That doesn't mean this case is over. Despite overwhelming objections from the public, Atlantic has tried to use the court to further its plans by suing the county, claiming its ordinances which prohibit such land use are illegal.
Fortunately, Judge Cavender saw things from Bryan County's perspective, but if this case is appealed there's no guarantee a higher court will come to the same conclusion. That's no knock on the esteemed Judge Cavender, by the way, merely a reflection that legal interpretations can be varied depending on who's doing the interpreting.
We side with North Bryan residents who don't want the landfill in their backyard or even their neighborhood. Surely, there must be more suitable sites for a landfill. But in fairness to Atlantic Waste, there's quite a bit of money at stake, so one can understand why they're going to such lengths to open the landfill. Trash is a big and lucrative business.
In the meantime, there can be in this a lesson for all of us about the importance of being friendlier to the planet we call home.
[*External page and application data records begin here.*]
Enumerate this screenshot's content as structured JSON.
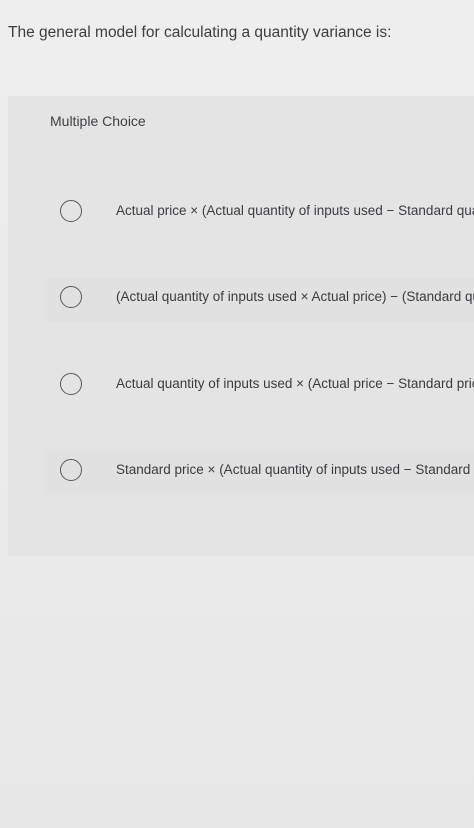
{
  "question": {
    "text": "The general model for calculating a quantity variance is:"
  },
  "multiple_choice": {
    "label": "Multiple Choice",
    "options": [
      {
        "text": "Actual price × (Actual quantity of inputs used − Standard qua",
        "icon": "radio-unselected-icon"
      },
      {
        "text": "(Actual quantity of inputs used × Actual price) − (Standard qu",
        "icon": "radio-unselected-icon"
      },
      {
        "text": "Actual quantity of inputs used × (Actual price − Standard price",
        "icon": "radio-unselected-icon"
      },
      {
        "text": "Standard price × (Actual quantity of inputs used − Standard q",
        "icon": "radio-unselected-icon"
      }
    ]
  },
  "colors": {
    "background": "#ececec",
    "panel": "#e4e4e4",
    "text": "#3f4145"
  }
}
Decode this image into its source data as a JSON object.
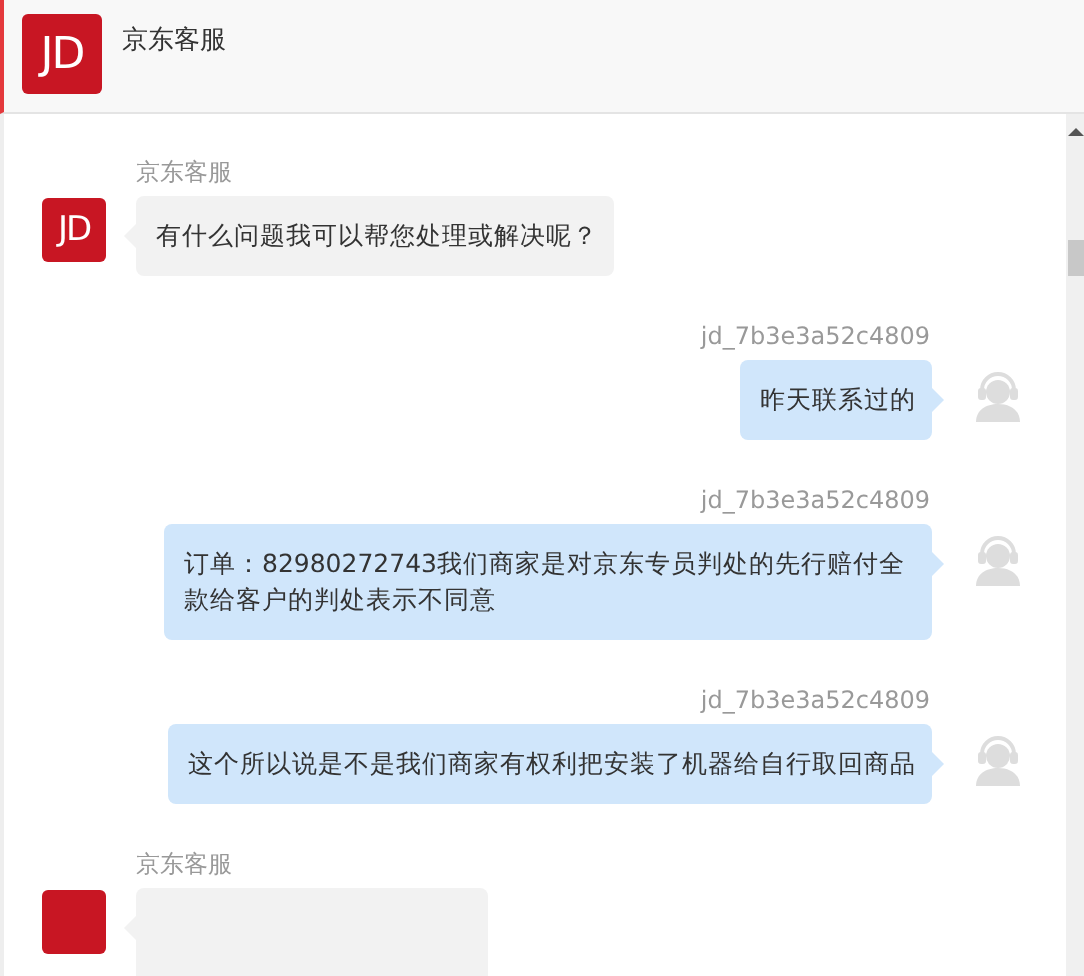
{
  "header": {
    "logo": "JD",
    "title": "京东客服"
  },
  "messages": [
    {
      "kind": "agent",
      "sender": "京东客服",
      "avatar": "JD",
      "text": "有什么问题我可以帮您处理或解决呢？"
    },
    {
      "kind": "user",
      "sender": "jd_7b3e3a52c4809",
      "text": "昨天联系过的"
    },
    {
      "kind": "user",
      "sender": "jd_7b3e3a52c4809",
      "text": "订单：82980272743我们商家是对京东专员判处的先行赔付全款给客户的判处表示不同意"
    },
    {
      "kind": "user",
      "sender": "jd_7b3e3a52c4809",
      "text": "这个所以说是不是我们商家有权利把安装了机器给自行取回商品"
    },
    {
      "kind": "agent",
      "sender": "京东客服"
    }
  ]
}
Garbage has to go somewhere, and as the population in the Coastal Empire continues to grow there's more of it to dispose of.
Each time we roll a green garbage can to the street to be picked up, the 20, 30 or more pounds inside is going to a landfill somewhere and adding more to the waste stream, as it's known in some circles. Multiply those green garbage cans by 10s of thousands each week, week in and week out, and the stream is really more of an ocean in our community alone.
Recycling helps immensely, of course, and we urge all residents to take it seriously. By recycling we can reduce the amount of waste going into landfills, thereby reducing the need for ever more places to put our garbage.